Mauna Loa erupted on Sunday evening for the first time in almost four decades, turning the sky a vibrant shade of red.
The Hawaiian volcano is the largest active one on Earth, having last erupted back in 1984, and is one of five volcanoes which are part of Big Island.
This is the southernmost island which makes up the Hawaiian archipelago.
While authorities are not worried about the impact it will have on local communities at the moment, they are keeping a watchful eye on the natural spectacle.
What does it look like?
Standing 4,169 metres above sea level, the eruption lit up the night sky in Hawaii, as you can see from these TikTok videos.
The National Oceanic and Atmospheric Administration also tweeted satellite images to show the heat coming from the eruption as it appeared from space along with the sulphur dioxide it has released.
Could it be dangerous?
It’s not a cause for concern right now, but the authorities are keeping a careful eye on it.
Lava flow is still restricted within the caldera (the hollowed out area at the top of the mountain), and therefore does not pose a threat to nearby communities.
But, warnings have been issued about volcanic ash and gas, and there has been an increase in earthquakes as a result of the eruption – that’s how authorities suspected that some volcanic activity was around the corner.

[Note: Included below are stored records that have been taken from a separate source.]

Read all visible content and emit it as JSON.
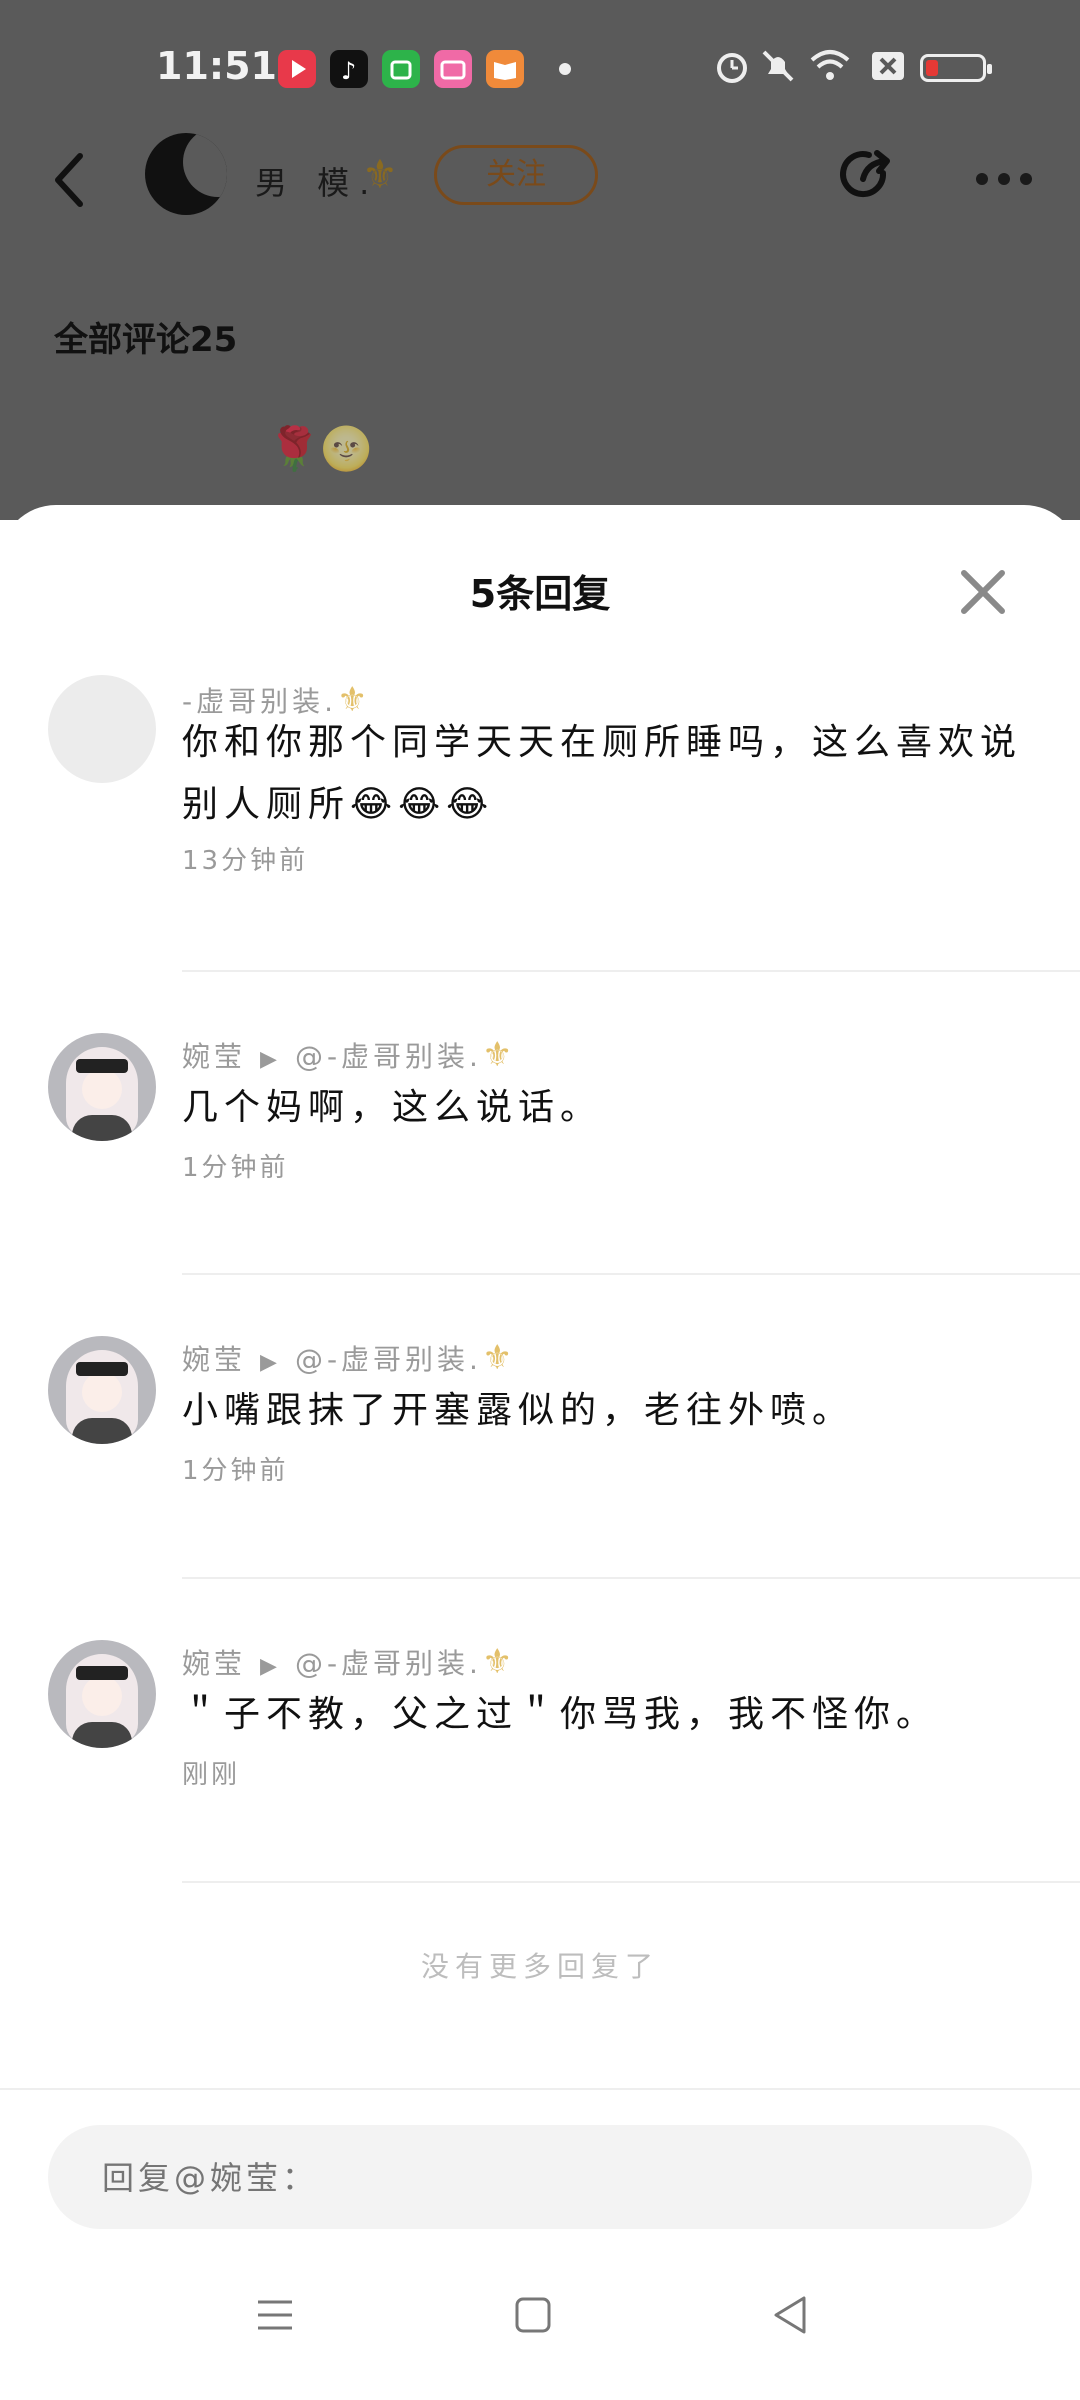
{
  "status_bar": {
    "time": "11:51",
    "apps": [
      "youtube-app-icon",
      "tiktok-app-icon",
      "green-app-icon",
      "bilibili-app-icon",
      "books-app-icon"
    ]
  },
  "header": {
    "username": "男 模.",
    "follow_label": "关注"
  },
  "comments_section": {
    "title": "全部评论25",
    "emojis": "🌹🌝"
  },
  "sheet": {
    "title": "5条回复",
    "replies": [
      {
        "author": "-虚哥别装.",
        "text": "你和你那个同学天天在厕所睡吗，这么喜欢说别人厕所😂😂😂",
        "time": "13分钟前"
      },
      {
        "author": "婉莹",
        "reply_to": "@-虚哥别装.",
        "text": "几个妈啊，这么说话。",
        "time": "1分钟前"
      },
      {
        "author": "婉莹",
        "reply_to": "@-虚哥别装.",
        "text": "小嘴跟抹了开塞露似的，老往外喷。",
        "time": "1分钟前"
      },
      {
        "author": "婉莹",
        "reply_to": "@-虚哥别装.",
        "text": "＂子不教，父之过＂你骂我，我不怪你。",
        "time": "刚刚"
      }
    ],
    "no_more": "没有更多回复了",
    "input_placeholder": "回复@婉莹："
  },
  "colors": {
    "overlay": "#5a5a5a",
    "follow_border": "#7a4a1a",
    "muted_text": "#9a9a9a",
    "fleur_gold": "#e3c06a"
  }
}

Residents have been told they have to be ready to evacuate, with lava and smoky ash already leaking out of the volcano.
There are 200,000 people living on the island, who are wary that the direction lava flows can quickly change.

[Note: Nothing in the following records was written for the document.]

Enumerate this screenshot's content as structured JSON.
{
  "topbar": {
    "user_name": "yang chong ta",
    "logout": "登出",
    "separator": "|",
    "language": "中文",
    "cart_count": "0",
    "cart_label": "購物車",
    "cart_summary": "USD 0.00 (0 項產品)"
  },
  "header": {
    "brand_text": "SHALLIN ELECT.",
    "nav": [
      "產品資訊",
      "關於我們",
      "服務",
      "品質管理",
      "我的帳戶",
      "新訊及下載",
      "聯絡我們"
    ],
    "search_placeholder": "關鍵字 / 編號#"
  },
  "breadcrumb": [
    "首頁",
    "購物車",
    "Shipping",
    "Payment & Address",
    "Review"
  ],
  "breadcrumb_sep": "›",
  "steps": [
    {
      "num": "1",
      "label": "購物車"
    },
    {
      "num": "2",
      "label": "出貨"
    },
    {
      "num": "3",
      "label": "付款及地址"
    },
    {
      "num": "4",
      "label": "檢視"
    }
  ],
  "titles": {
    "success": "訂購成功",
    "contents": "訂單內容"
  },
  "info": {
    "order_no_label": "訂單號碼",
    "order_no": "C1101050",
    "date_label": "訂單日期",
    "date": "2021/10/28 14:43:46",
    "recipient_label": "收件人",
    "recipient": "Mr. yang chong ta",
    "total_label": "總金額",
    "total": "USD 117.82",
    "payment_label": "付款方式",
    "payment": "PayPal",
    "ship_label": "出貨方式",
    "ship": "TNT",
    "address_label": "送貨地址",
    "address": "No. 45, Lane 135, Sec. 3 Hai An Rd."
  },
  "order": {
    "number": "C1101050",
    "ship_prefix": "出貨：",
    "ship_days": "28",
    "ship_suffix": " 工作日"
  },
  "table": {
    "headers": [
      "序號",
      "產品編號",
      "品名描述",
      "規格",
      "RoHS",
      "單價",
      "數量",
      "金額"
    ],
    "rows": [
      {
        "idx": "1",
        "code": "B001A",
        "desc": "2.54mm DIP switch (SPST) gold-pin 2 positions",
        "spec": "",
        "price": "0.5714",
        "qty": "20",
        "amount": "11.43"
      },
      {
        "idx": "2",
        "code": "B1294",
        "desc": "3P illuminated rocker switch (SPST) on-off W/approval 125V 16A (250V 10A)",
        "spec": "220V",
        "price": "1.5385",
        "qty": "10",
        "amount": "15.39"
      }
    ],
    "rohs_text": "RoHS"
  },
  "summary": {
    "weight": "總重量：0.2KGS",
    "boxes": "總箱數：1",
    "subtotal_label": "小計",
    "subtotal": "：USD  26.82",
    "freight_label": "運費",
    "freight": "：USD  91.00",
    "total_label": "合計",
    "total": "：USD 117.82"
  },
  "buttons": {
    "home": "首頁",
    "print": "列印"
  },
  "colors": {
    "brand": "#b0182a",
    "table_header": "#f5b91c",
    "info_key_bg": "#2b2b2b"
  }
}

The Hawaiian Volcano Observatory, part of the US Geological Survey, said: “Lava flows in the summit region are visible from Kona.
“Winds may carry volcanic gas and possibly fine ash and Pele’s hair (a type of volcanic glass) downwind.”
Mauna Loa, a name which means long mountain, is also much larger than the neighbouring Kilauea volcano, which erupted in 2018, and ruined 700 homes.
A 1950 eruption from Mauna Loa also triggered lava to travel 15 miles in less than three hours, demonstrating just how fast its lava can travel.